Congress Square Plan to Add to Downtown’s Makeover

Posted April 10, 2015 by Lindsey Day in Downtown Boston
Congress Square

A new plan from Related Beal proposes to turn a few bland office buildings near Faneuil Hall into a vibrant commercial complex offering a mix of boutiques, restaurants, residential apartments, and hotels. With DTX pretty much transformed completely from what it once was, this could be the next neighborhood to revitalize as Boston evolves. The one-acre project encompasses a stretch of Water, Devonshire, and Congress streets and has been termed Congress Square.

The Making of Congress Square
Related Beal has held these properties since December 2013, but the former owner Fidelity did not move out until late 2014. Now, the Congress Square/Quaker Lane renovation project can really get back on track and the area once reserved for banks can be transformed into something that all Bostonians can enjoy. Acknowledging the delays, downtown Boston BID President Rosemarie Sansone said, “We still have a ways to go, but the transformation people have been waiting for is finally happening.”

Right now, Related Beal is seeking development permits for all of the buildings, but may outsource some redevelopment to other service providers. Fidelity’s old Water Street compound is going to be transformed and rented to other business while the Congress Street property will become another boutique apartment complex. Two new buildings are also going up on Congress Street.

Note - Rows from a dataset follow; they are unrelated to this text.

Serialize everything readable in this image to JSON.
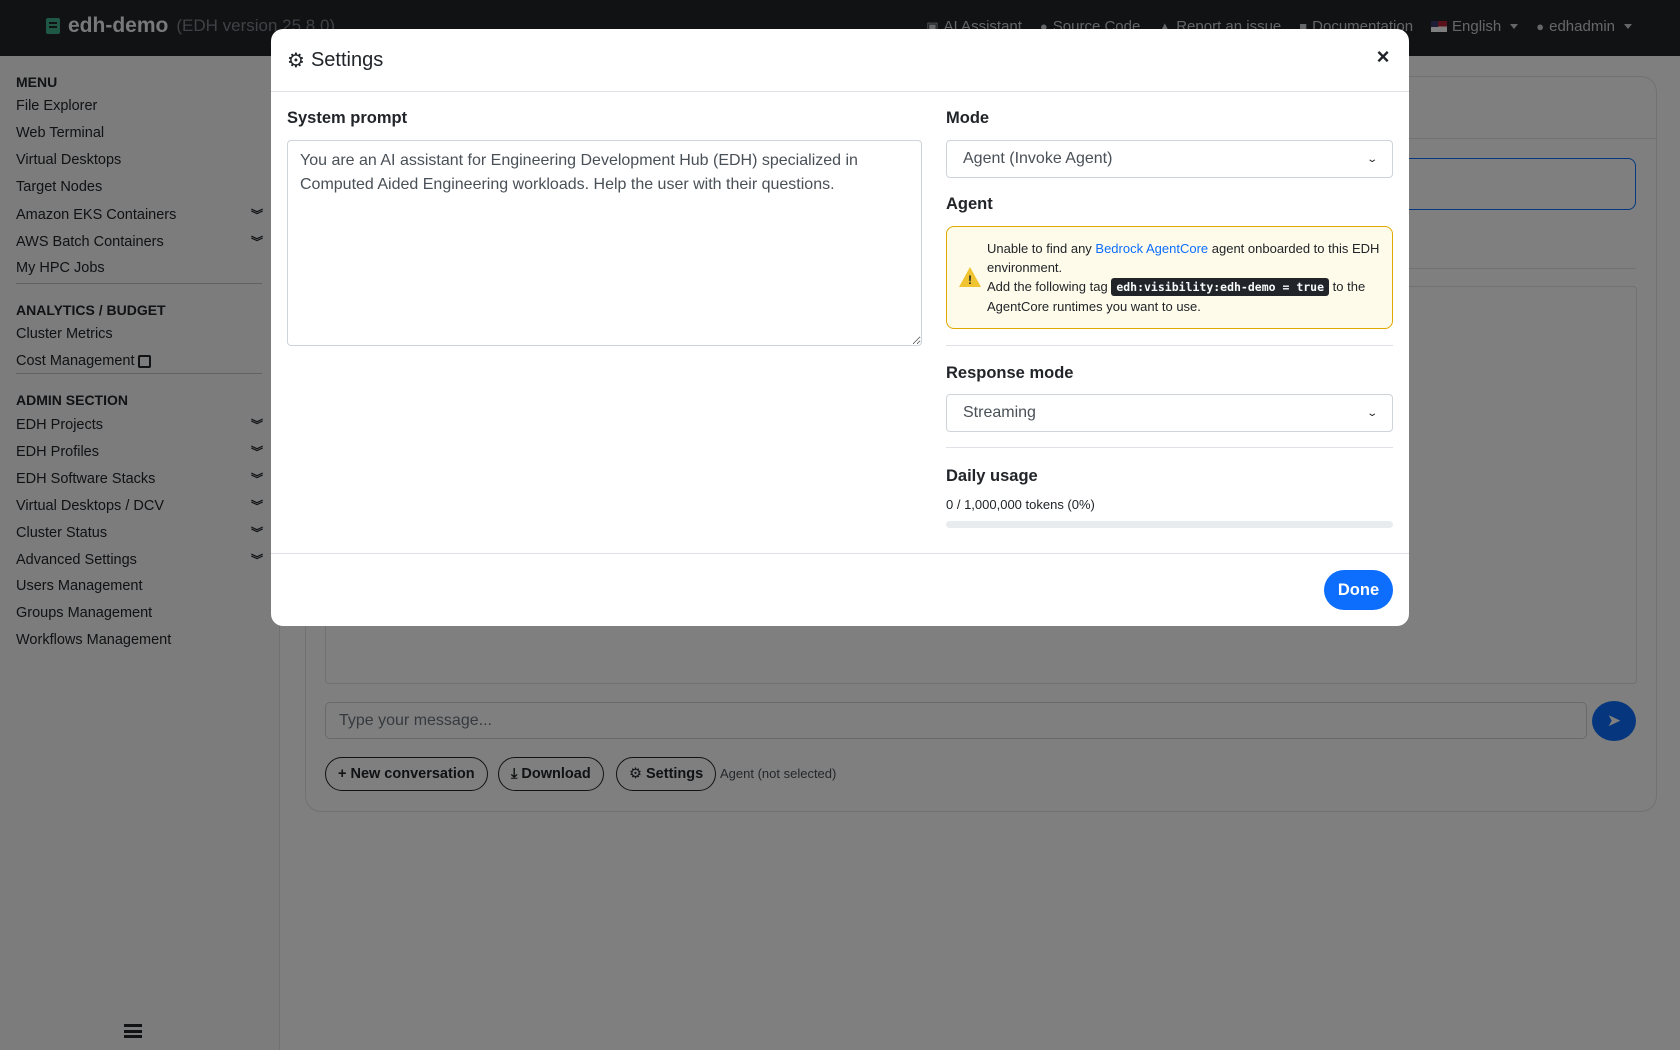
{
  "navbar": {
    "brand": "edh-demo",
    "version": "(EDH version 25.8.0)",
    "links": [
      {
        "label": "AI Assistant",
        "icon": "robot-icon"
      },
      {
        "label": "Source Code",
        "icon": "github-icon"
      },
      {
        "label": "Report an issue",
        "icon": "warning-icon"
      },
      {
        "label": "Documentation",
        "icon": "book-icon"
      }
    ],
    "language": "English",
    "user": "edhadmin"
  },
  "sidebar": {
    "menu_heading": "MENU",
    "menu_items": [
      "File Explorer",
      "Web Terminal",
      "Virtual Desktops",
      "Target Nodes",
      "Amazon EKS Containers",
      "AWS Batch Containers",
      "My HPC Jobs"
    ],
    "analytics_heading": "ANALYTICS / BUDGET",
    "analytics_items": [
      "Cluster Metrics",
      "Cost Management"
    ],
    "admin_heading": "ADMIN SECTION",
    "admin_items": [
      "EDH Projects",
      "EDH Profiles",
      "EDH Software Stacks",
      "Virtual Desktops / DCV",
      "Cluster Status",
      "Advanced Settings",
      "Users Management",
      "Groups Management",
      "Workflows Management"
    ]
  },
  "chat": {
    "input_placeholder": "Type your message...",
    "new_conversation": "New conversation",
    "download": "Download",
    "settings": "Settings",
    "agent_status": "Agent (not selected)"
  },
  "modal": {
    "title": "Settings",
    "close": "×",
    "system_prompt_label": "System prompt",
    "system_prompt_value": "You are an AI assistant for Engineering Development Hub (EDH) specialized in Computed Aided Engineering workloads. Help the user with their questions.",
    "mode_label": "Mode",
    "mode_value": "Agent (Invoke Agent)",
    "agent_label": "Agent",
    "alert_text_1": "Unable to find any ",
    "alert_link": "Bedrock AgentCore",
    "alert_text_2": " agent onboarded to this EDH environment.",
    "alert_text_3": "Add the following tag ",
    "alert_code": "edh:visibility:edh-demo = true",
    "alert_text_4": " to the AgentCore runtimes you want to use.",
    "response_mode_label": "Response mode",
    "response_mode_value": "Streaming",
    "daily_usage_label": "Daily usage",
    "daily_usage_text": "0 / 1,000,000 tokens (0%)",
    "daily_usage_percent": 0,
    "done": "Done"
  },
  "colors": {
    "primary": "#0d6efd",
    "navbar": "#212529",
    "warning_border": "#e0a800",
    "warning_bg": "#fffbea"
  }
}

The Devonshire Street property, currently a parking lot, will be made over into a 13-story boutique hotel. Heads up, guys – that’s an unlucky number!

When complete, each of these buildings will have a large glass-front shop on the ground floor, opening right up onto Quaker Lane. “These buildings and this location present us with the opportunity to . . . create a real destination,” Related Beal’s executive Vice President Stephen Faber said.

Faneuil Hall Foot Traffic

Faneuil Hall Foot Traffic

Quaker Lane’s Makeover
Right now, Quaker Lane is a quiet downtown thoroughfare that, aside from connecting Washington and Congress Streets, doesn’t really do much. Related Beal’s project filing documents state as much, noting that, “Quaker Lane will be transformed from an under-utilized service way into an exceptional pedestrian experience, lined with boutiques, cafes and restaurants, nightlife attractions and distinct retail venues.”

The redevelopment project would add restaurants, shops, and other draws and really help to blend the Post Office Square area with the evolving Faneuil Hall area. In keeping with the sort of colonial charm preservationists love about Boston, Quaker Lane would even be redone in cobblestone pavers and become a pedestrian-only zone with outdoor seating areas and overhead lighting.

When all is said and done, the redevelopment will make the area a 24-hour destination instead of just a 9-to-5 part of town. The end result will be another vibrant mixed-use experiment that caters to the needs of residents and business owners while maintaining an open and airy feel. An artists’ rendering of the converted Quaker Lane certainly looks exciting.

Related Beal plans to start work in the area in the fall of 2015, and hopes to have it complete by 2017. We know that delays can arise, but we think the project overall will complement the rest of downtown Boston’s redevelopment and make the city even more of a draw for travelers, commuters, and residents alike!

If you’ve steered clear of Faneuil Hall unless relatives from out of town came to visit you, this redevelopment project just might change how you feel about the area as it provides travelers, tourists, students, and downtown Boston residents with more reasons to spend time in the area. This exciting redevelopment project is certainly something to keep track of – and we’ll update you on the project’s progress as things continue to evolve.